| EXERCISE DESCRIPTION |
The word "this" occurs in some lines of the data. Return each such line.

| AVAILABLE DATA |
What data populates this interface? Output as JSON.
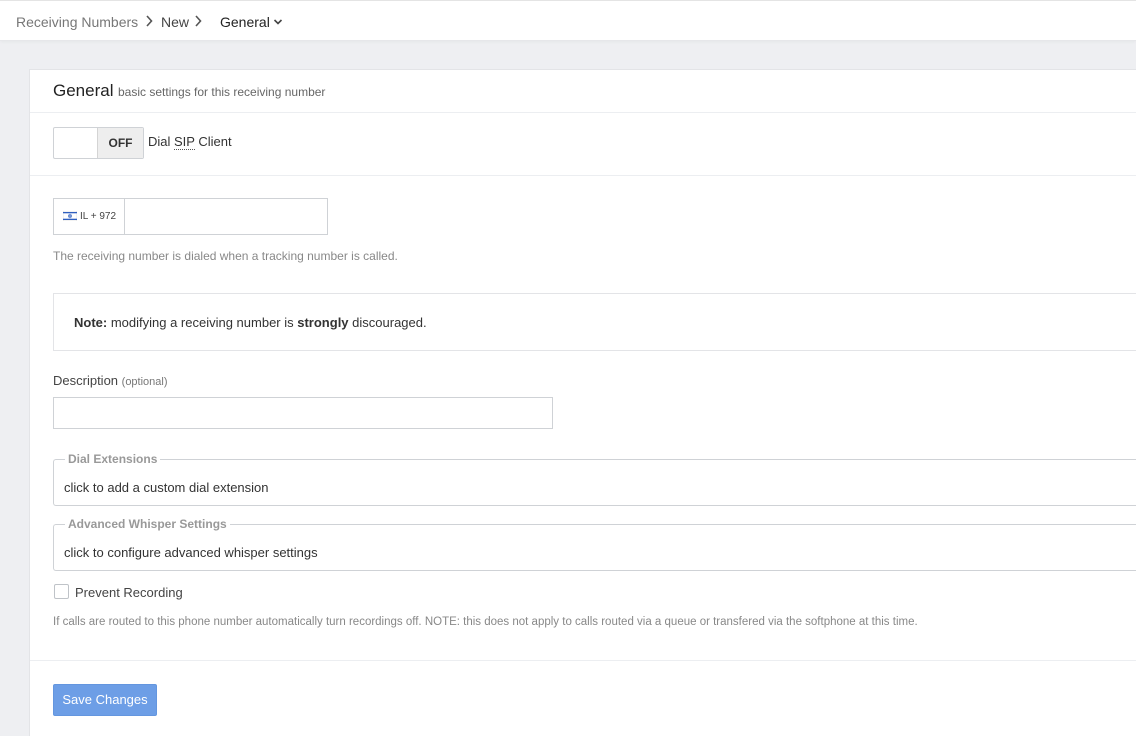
{
  "breadcrumb": {
    "items": [
      "Receiving Numbers",
      "New",
      "General"
    ]
  },
  "section": {
    "title": "General",
    "subtitle": "basic settings for this receiving number"
  },
  "sip_toggle": {
    "state_label": "OFF",
    "label_prefix": "Dial ",
    "label_abbr": "SIP",
    "label_suffix": " Client"
  },
  "phone": {
    "country_prefix": "IL + 972",
    "value": "",
    "help": "The receiving number is dialed when a tracking number is called."
  },
  "note": {
    "bold_label": "Note:",
    "text_before": " modifying a receiving number is ",
    "emphasis": "strongly",
    "text_after": " discouraged."
  },
  "description": {
    "label": "Description",
    "optional": "(optional)",
    "value": ""
  },
  "dial_extensions": {
    "legend": "Dial Extensions",
    "text": "click to add a custom dial extension"
  },
  "whisper": {
    "legend": "Advanced Whisper Settings",
    "text": "click to configure advanced whisper settings"
  },
  "prevent_recording": {
    "label": "Prevent Recording",
    "checked": false,
    "help": "If calls are routed to this phone number automatically turn recordings off. NOTE: this does not apply to calls routed via a queue or transfered via the softphone at this time."
  },
  "actions": {
    "save_label": "Save Changes"
  },
  "colors": {
    "primary_button": "#6d9ee6",
    "page_background": "#eeeff2",
    "flag_blue": "#2f5fbf"
  },
  "icons": {
    "breadcrumb_separator": "chevron-right-icon",
    "breadcrumb_dropdown": "chevron-down-icon",
    "country_flag": "israel-flag-icon"
  }
}
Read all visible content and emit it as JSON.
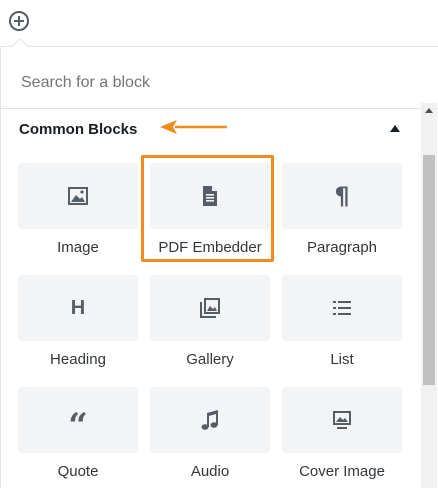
{
  "search": {
    "placeholder": "Search for a block"
  },
  "panel": {
    "title": "Common Blocks"
  },
  "blocks": [
    {
      "label": "Image",
      "icon": "image-icon"
    },
    {
      "label": "PDF Embedder",
      "icon": "document-icon"
    },
    {
      "label": "Paragraph",
      "icon": "paragraph-icon"
    },
    {
      "label": "Heading",
      "icon": "heading-icon"
    },
    {
      "label": "Gallery",
      "icon": "gallery-icon"
    },
    {
      "label": "List",
      "icon": "list-icon"
    },
    {
      "label": "Quote",
      "icon": "quote-icon"
    },
    {
      "label": "Audio",
      "icon": "audio-icon"
    },
    {
      "label": "Cover Image",
      "icon": "cover-image-icon"
    }
  ],
  "colors": {
    "highlight": "#f08c1c",
    "tile_bg": "#f3f4f5",
    "icon": "#555d66"
  }
}
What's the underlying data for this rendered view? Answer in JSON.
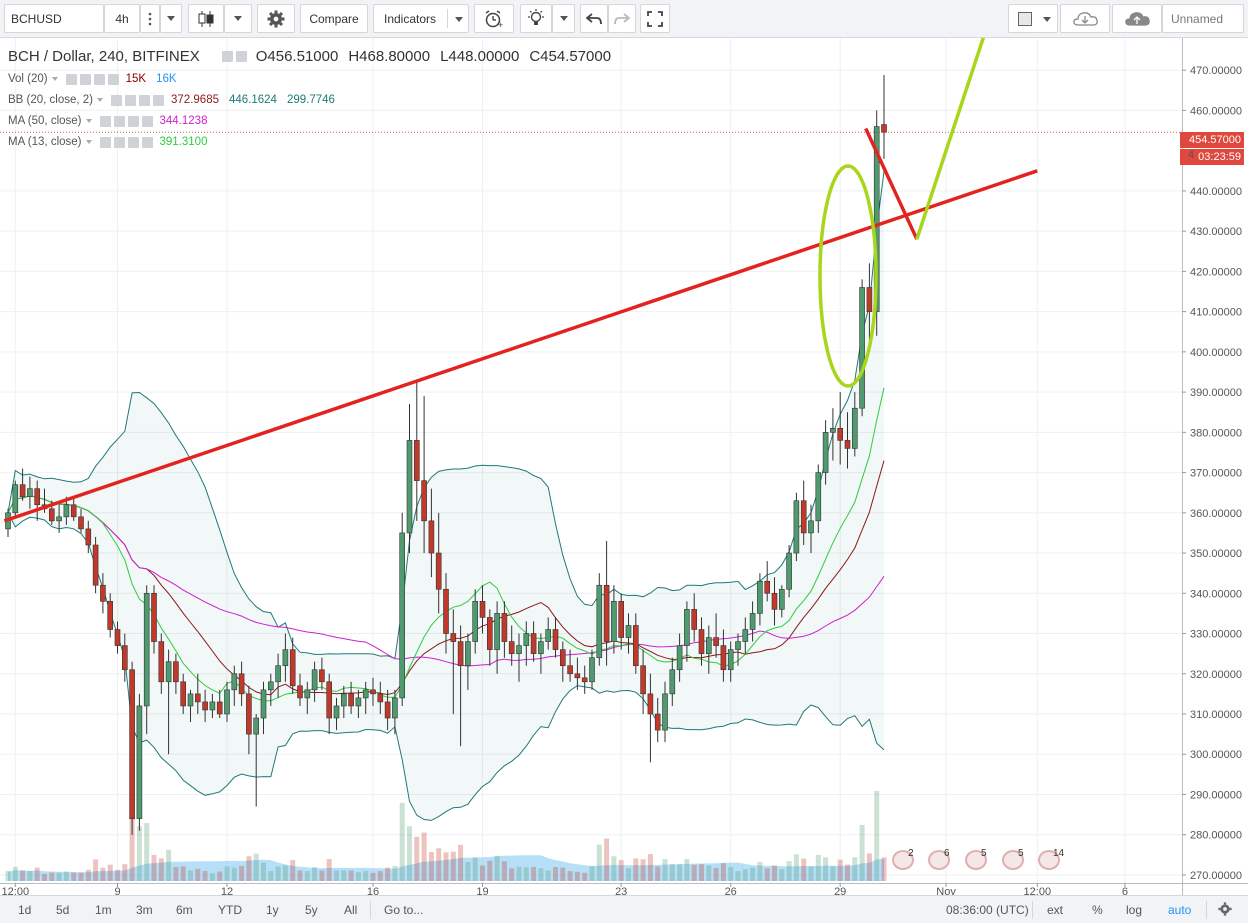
{
  "toolbar": {
    "symbol": "BCHUSD",
    "interval": "4h",
    "compare_label": "Compare",
    "indicators_label": "Indicators",
    "layout_name": "Unnamed"
  },
  "legend": {
    "title": "BCH / Dollar, 240, BITFINEX",
    "open": "O456.51000",
    "high": "H468.80000",
    "low": "L448.00000",
    "close": "C454.57000",
    "indicators": [
      {
        "label": "Vol (20)",
        "values": [
          "15K",
          "16K"
        ],
        "colors": [
          "#8b0000",
          "#2196f3"
        ]
      },
      {
        "label": "BB (20, close, 2)",
        "values": [
          "372.9685",
          "446.1624",
          "299.7746"
        ],
        "colors": [
          "#8b1a1a",
          "#1e7a78",
          "#1e7a78"
        ]
      },
      {
        "label": "MA (50, close)",
        "values": [
          "344.1238"
        ],
        "colors": [
          "#d01fd0"
        ]
      },
      {
        "label": "MA (13, close)",
        "values": [
          "391.3100"
        ],
        "colors": [
          "#2ecc40"
        ]
      }
    ]
  },
  "price_badges": {
    "last_price": "454.57000",
    "countdown": "03:23:59",
    "color": "#e0473d"
  },
  "y_axis": {
    "ticks": [
      "470.00000",
      "460.00000",
      "440.00000",
      "430.00000",
      "420.00000",
      "410.00000",
      "400.00000",
      "390.00000",
      "380.00000",
      "370.00000",
      "360.00000",
      "350.00000",
      "340.00000",
      "330.00000",
      "320.00000",
      "310.00000",
      "300.00000",
      "290.00000",
      "280.00000",
      "270.00000"
    ],
    "partial_label": "4"
  },
  "x_axis": {
    "ticks": [
      "12:00",
      "9",
      "12",
      "16",
      "19",
      "23",
      "26",
      "29",
      "Nov",
      "12:00",
      "6"
    ]
  },
  "events": [
    "2",
    "6",
    "5",
    "5",
    "14"
  ],
  "bottom": {
    "ranges": [
      "1d",
      "5d",
      "1m",
      "3m",
      "6m",
      "YTD",
      "1y",
      "5y",
      "All"
    ],
    "goto": "Go to...",
    "time": "08:36:00 (UTC)",
    "options": [
      "ext",
      "%",
      "log",
      "auto"
    ]
  },
  "colors": {
    "up": "#4f9a6f",
    "down": "#c0392b",
    "trendline": "#e3231f",
    "projection_up": "#a8d61a",
    "projection_down": "#e3231f",
    "ellipse": "#a8d61a",
    "bb_band": "#1e7a78",
    "bb_mid": "#8b1a1a",
    "ma50": "#d01fd0",
    "ma13": "#2ecc40",
    "volume_area": "#7cc4f0"
  },
  "chart_data": {
    "type": "candlestick",
    "title": "BCH / Dollar, 240, BITFINEX",
    "ylim": [
      268,
      478
    ],
    "x_ticks": [
      "12:00",
      "9",
      "12",
      "16",
      "19",
      "23",
      "26",
      "29",
      "Nov",
      "12:00",
      "6"
    ],
    "candles": [
      [
        356.0,
        361.0,
        354.0,
        360.0
      ],
      [
        360.0,
        368.0,
        359.0,
        367.0
      ],
      [
        367.0,
        371.0,
        363.0,
        364.0
      ],
      [
        364.0,
        369.0,
        361.0,
        366.0
      ],
      [
        366.0,
        368.0,
        358.0,
        362.0
      ],
      [
        362.0,
        366.0,
        360.0,
        361.0
      ],
      [
        361.0,
        363.0,
        357.0,
        358.0
      ],
      [
        358.0,
        362.0,
        355.0,
        359.0
      ],
      [
        359.0,
        364.0,
        357.0,
        362.0
      ],
      [
        362.0,
        364.0,
        358.0,
        359.0
      ],
      [
        359.0,
        361.0,
        355.0,
        356.0
      ],
      [
        356.0,
        358.0,
        350.0,
        352.0
      ],
      [
        352.0,
        354.0,
        340.0,
        342.0
      ],
      [
        342.0,
        345.0,
        335.0,
        338.0
      ],
      [
        338.0,
        340.0,
        329.0,
        331.0
      ],
      [
        331.0,
        333.0,
        325.0,
        327.0
      ],
      [
        327.0,
        330.0,
        318.0,
        321.0
      ],
      [
        321.0,
        323.0,
        280.0,
        284.0
      ],
      [
        284.0,
        315.0,
        281.0,
        312.0
      ],
      [
        312.0,
        342.0,
        305.0,
        340.0
      ],
      [
        340.0,
        342.0,
        325.0,
        328.0
      ],
      [
        328.0,
        330.0,
        315.0,
        318.0
      ],
      [
        318.0,
        326.0,
        300.0,
        323.0
      ],
      [
        323.0,
        325.0,
        315.0,
        318.0
      ],
      [
        318.0,
        320.0,
        310.0,
        312.0
      ],
      [
        312.0,
        316.0,
        308.0,
        315.0
      ],
      [
        315.0,
        320.0,
        310.0,
        313.0
      ],
      [
        313.0,
        316.0,
        308.0,
        311.0
      ],
      [
        311.0,
        315.0,
        309.0,
        313.0
      ],
      [
        313.0,
        316.0,
        309.0,
        310.0
      ],
      [
        310.0,
        318.0,
        308.0,
        316.0
      ],
      [
        316.0,
        322.0,
        312.0,
        320.0
      ],
      [
        320.0,
        323.0,
        312.0,
        315.0
      ],
      [
        315.0,
        317.0,
        300.0,
        305.0
      ],
      [
        305.0,
        310.0,
        287.0,
        309.0
      ],
      [
        309.0,
        318.0,
        305.0,
        316.0
      ],
      [
        316.0,
        320.0,
        312.0,
        318.0
      ],
      [
        318.0,
        325.0,
        314.0,
        322.0
      ],
      [
        322.0,
        330.0,
        318.0,
        326.0
      ],
      [
        326.0,
        329.0,
        315.0,
        317.0
      ],
      [
        317.0,
        320.0,
        312.0,
        314.0
      ],
      [
        314.0,
        318.0,
        310.0,
        316.0
      ],
      [
        316.0,
        323.0,
        313.0,
        321.0
      ],
      [
        321.0,
        324.0,
        316.0,
        318.0
      ],
      [
        318.0,
        320.0,
        305.0,
        309.0
      ],
      [
        309.0,
        314.0,
        306.0,
        312.0
      ],
      [
        312.0,
        317.0,
        309.0,
        315.0
      ],
      [
        315.0,
        318.0,
        310.0,
        312.0
      ],
      [
        312.0,
        316.0,
        309.0,
        314.0
      ],
      [
        314.0,
        318.0,
        310.0,
        316.0
      ],
      [
        316.0,
        319.0,
        312.0,
        315.0
      ],
      [
        315.0,
        318.0,
        310.0,
        313.0
      ],
      [
        313.0,
        316.0,
        306.0,
        309.0
      ],
      [
        309.0,
        316.0,
        305.0,
        314.0
      ],
      [
        314.0,
        360.0,
        312.0,
        355.0
      ],
      [
        355.0,
        387.0,
        350.0,
        378.0
      ],
      [
        378.0,
        393.0,
        358.0,
        368.0
      ],
      [
        368.0,
        389.0,
        350.0,
        358.0
      ],
      [
        358.0,
        366.0,
        344.0,
        350.0
      ],
      [
        350.0,
        360.0,
        335.0,
        341.0
      ],
      [
        341.0,
        345.0,
        325.0,
        330.0
      ],
      [
        330.0,
        336.0,
        310.0,
        328.0
      ],
      [
        328.0,
        332.0,
        302.0,
        322.0
      ],
      [
        322.0,
        330.0,
        316.0,
        328.0
      ],
      [
        328.0,
        341.0,
        325.0,
        338.0
      ],
      [
        338.0,
        342.0,
        330.0,
        334.0
      ],
      [
        334.0,
        336.0,
        322.0,
        326.0
      ],
      [
        326.0,
        338.0,
        320.0,
        335.0
      ],
      [
        335.0,
        338.0,
        324.0,
        328.0
      ],
      [
        328.0,
        332.0,
        322.0,
        325.0
      ],
      [
        325.0,
        330.0,
        318.0,
        327.0
      ],
      [
        327.0,
        333.0,
        322.0,
        330.0
      ],
      [
        330.0,
        333.0,
        323.0,
        325.0
      ],
      [
        325.0,
        330.0,
        320.0,
        328.0
      ],
      [
        328.0,
        334.0,
        326.0,
        331.0
      ],
      [
        331.0,
        334.0,
        324.0,
        326.0
      ],
      [
        326.0,
        328.0,
        318.0,
        322.0
      ],
      [
        322.0,
        326.0,
        318.0,
        320.0
      ],
      [
        320.0,
        324.0,
        316.0,
        319.0
      ],
      [
        319.0,
        322.0,
        315.0,
        318.0
      ],
      [
        318.0,
        326.0,
        316.0,
        324.0
      ],
      [
        324.0,
        345.0,
        322.0,
        342.0
      ],
      [
        342.0,
        353.0,
        322.0,
        328.0
      ],
      [
        328.0,
        342.0,
        325.0,
        338.0
      ],
      [
        338.0,
        340.0,
        326.0,
        329.0
      ],
      [
        329.0,
        335.0,
        325.0,
        332.0
      ],
      [
        332.0,
        335.0,
        320.0,
        322.0
      ],
      [
        322.0,
        326.0,
        310.0,
        315.0
      ],
      [
        315.0,
        320.0,
        298.0,
        310.0
      ],
      [
        310.0,
        314.0,
        303.0,
        306.0
      ],
      [
        306.0,
        318.0,
        303.0,
        315.0
      ],
      [
        315.0,
        324.0,
        312.0,
        321.0
      ],
      [
        321.0,
        330.0,
        318.0,
        327.0
      ],
      [
        327.0,
        338.0,
        323.0,
        336.0
      ],
      [
        336.0,
        340.0,
        328.0,
        331.0
      ],
      [
        331.0,
        334.0,
        322.0,
        325.0
      ],
      [
        325.0,
        332.0,
        320.0,
        329.0
      ],
      [
        329.0,
        335.0,
        324.0,
        327.0
      ],
      [
        327.0,
        331.0,
        318.0,
        321.0
      ],
      [
        321.0,
        328.0,
        318.0,
        326.0
      ],
      [
        326.0,
        330.0,
        322.0,
        328.0
      ],
      [
        328.0,
        334.0,
        325.0,
        331.0
      ],
      [
        331.0,
        338.0,
        328.0,
        335.0
      ],
      [
        335.0,
        345.0,
        332.0,
        343.0
      ],
      [
        343.0,
        348.0,
        338.0,
        340.0
      ],
      [
        340.0,
        344.0,
        332.0,
        336.0
      ],
      [
        336.0,
        342.0,
        334.0,
        341.0
      ],
      [
        341.0,
        352.0,
        339.0,
        350.0
      ],
      [
        350.0,
        365.0,
        348.0,
        363.0
      ],
      [
        363.0,
        368.0,
        352.0,
        355.0
      ],
      [
        355.0,
        362.0,
        350.0,
        358.0
      ],
      [
        358.0,
        372.0,
        355.0,
        370.0
      ],
      [
        370.0,
        383.0,
        367.0,
        380.0
      ],
      [
        380.0,
        386.0,
        373.0,
        381.0
      ],
      [
        381.0,
        390.0,
        372.0,
        378.0
      ],
      [
        378.0,
        385.0,
        371.0,
        376.0
      ],
      [
        376.0,
        390.0,
        374.0,
        386.0
      ],
      [
        386.0,
        418.0,
        384.0,
        416.0
      ],
      [
        416.0,
        422.0,
        400.0,
        410.0
      ],
      [
        410.0,
        460.0,
        404.0,
        456.0
      ],
      [
        456.5,
        468.8,
        448.0,
        454.57
      ]
    ],
    "volume_max": 50,
    "trendline": {
      "from": [
        -0.5,
        358
      ],
      "to": [
        141.0,
        445
      ]
    },
    "projection": {
      "path": [
        [
          117.5,
          455.5
        ],
        [
          124.5,
          428
        ],
        [
          134.5,
          492
        ]
      ]
    }
  }
}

| OUTPUT OF THE TASK |
What data populates this interface? Output as JSON.
    "subtitle": "basic settings for this receiving number"
    "help": "If calls are routed to this phone number automatically turn recordings off. NOTE: this does not apply to calls routed via a queue or transfered via the softphone at this time."
What's the underlying data for this rendered view? Answer in JSON.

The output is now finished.